Task statement:
Without including any pictures, give back all of the data exactly.

Input material:
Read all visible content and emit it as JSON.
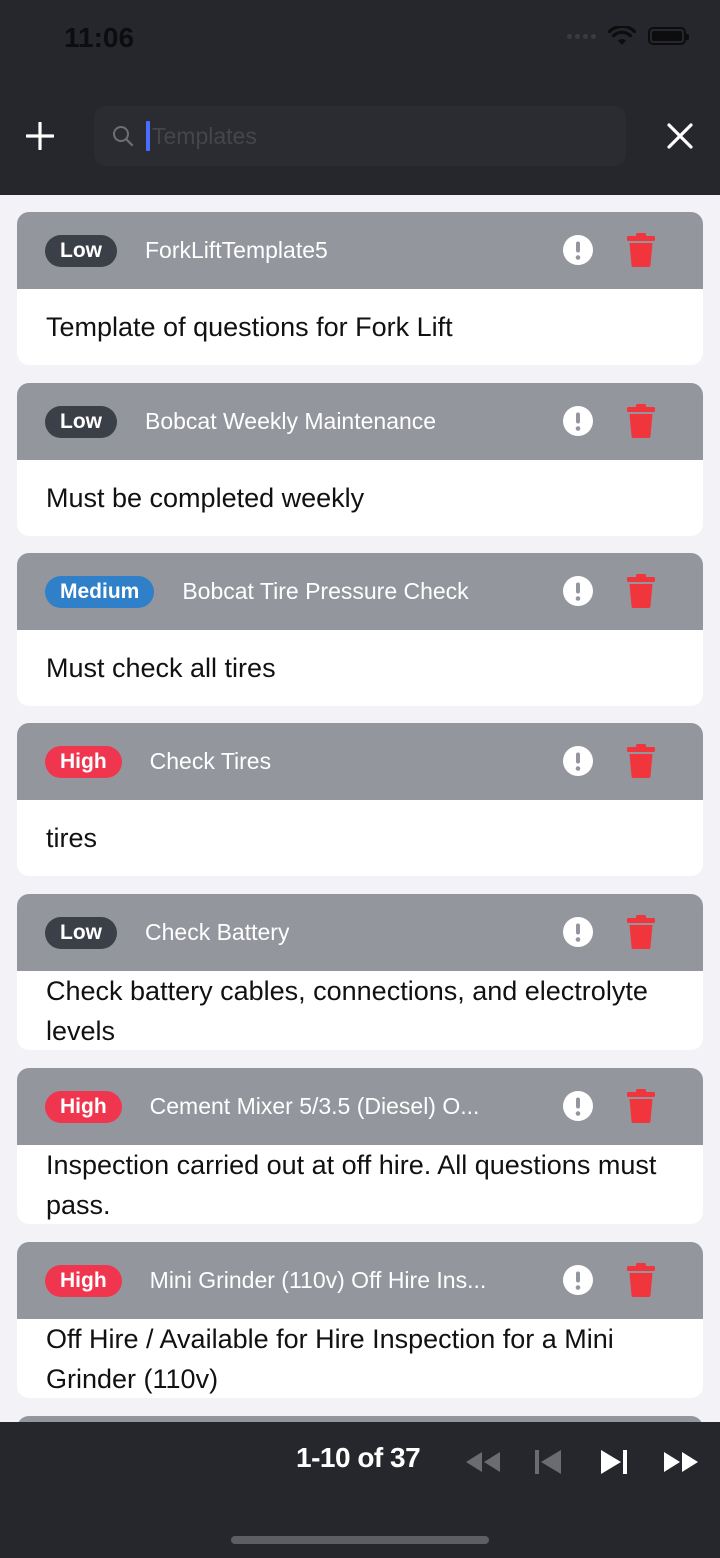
{
  "status_bar": {
    "time": "11:06"
  },
  "header": {
    "search_placeholder": "Templates",
    "search_value": ""
  },
  "templates": [
    {
      "priority": "Low",
      "priority_level": "low",
      "title": "ForkLiftTemplate5",
      "description": "Template of questions for Fork Lift"
    },
    {
      "priority": "Low",
      "priority_level": "low",
      "title": "Bobcat Weekly Maintenance",
      "description": "Must be completed weekly"
    },
    {
      "priority": "Medium",
      "priority_level": "medium",
      "title": "Bobcat Tire Pressure Check",
      "description": "Must check all tires"
    },
    {
      "priority": "High",
      "priority_level": "high",
      "title": "Check Tires",
      "description": "tires"
    },
    {
      "priority": "Low",
      "priority_level": "low",
      "title": "Check Battery",
      "description": "Check battery cables, connections, and electrolyte levels"
    },
    {
      "priority": "High",
      "priority_level": "high",
      "title": "Cement Mixer 5/3.5 (Diesel) O...",
      "description": "Inspection carried out at off hire. All questions must pass."
    },
    {
      "priority": "High",
      "priority_level": "high",
      "title": "Mini Grinder (110v) Off Hire Ins...",
      "description": "Off Hire / Available for Hire Inspection for a Mini Grinder (110v)"
    }
  ],
  "pagination": {
    "label": "1-10 of 37"
  },
  "colors": {
    "bar_background": "#26272c",
    "card_header": "#94969e",
    "priority_low": "#3b3f48",
    "priority_medium": "#2f80c8",
    "priority_high": "#f0364f",
    "delete_red": "#f0363c"
  }
}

Written answer:
Read all visible content and emit it as JSON.
{
  "status_bar": {
    "time": "11:06"
  },
  "header": {
    "search_placeholder": "Templates",
    "search_value": ""
  },
  "templates": [
    {
      "priority": "Low",
      "priority_level": "low",
      "title": "ForkLiftTemplate5",
      "description": "Template of questions for Fork Lift"
    },
    {
      "priority": "Low",
      "priority_level": "low",
      "title": "Bobcat Weekly Maintenance",
      "description": "Must be completed weekly"
    },
    {
      "priority": "Medium",
      "priority_level": "medium",
      "title": "Bobcat Tire Pressure Check",
      "description": "Must check all tires"
    },
    {
      "priority": "High",
      "priority_level": "high",
      "title": "Check Tires",
      "description": "tires"
    },
    {
      "priority": "Low",
      "priority_level": "low",
      "title": "Check Battery",
      "description": "Check battery cables, connections, and electrolyte levels"
    },
    {
      "priority": "High",
      "priority_level": "high",
      "title": "Cement Mixer 5/3.5 (Diesel) O...",
      "description": "Inspection carried out at off hire. All questions must pass."
    },
    {
      "priority": "High",
      "priority_level": "high",
      "title": "Mini Grinder (110v) Off Hire Ins...",
      "description": "Off Hire / Available for Hire Inspection for a Mini Grinder (110v)"
    }
  ],
  "pagination": {
    "label": "1-10 of 37"
  },
  "colors": {
    "bar_background": "#26272c",
    "card_header": "#94969e",
    "priority_low": "#3b3f48",
    "priority_medium": "#2f80c8",
    "priority_high": "#f0364f",
    "delete_red": "#f0363c"
  }
}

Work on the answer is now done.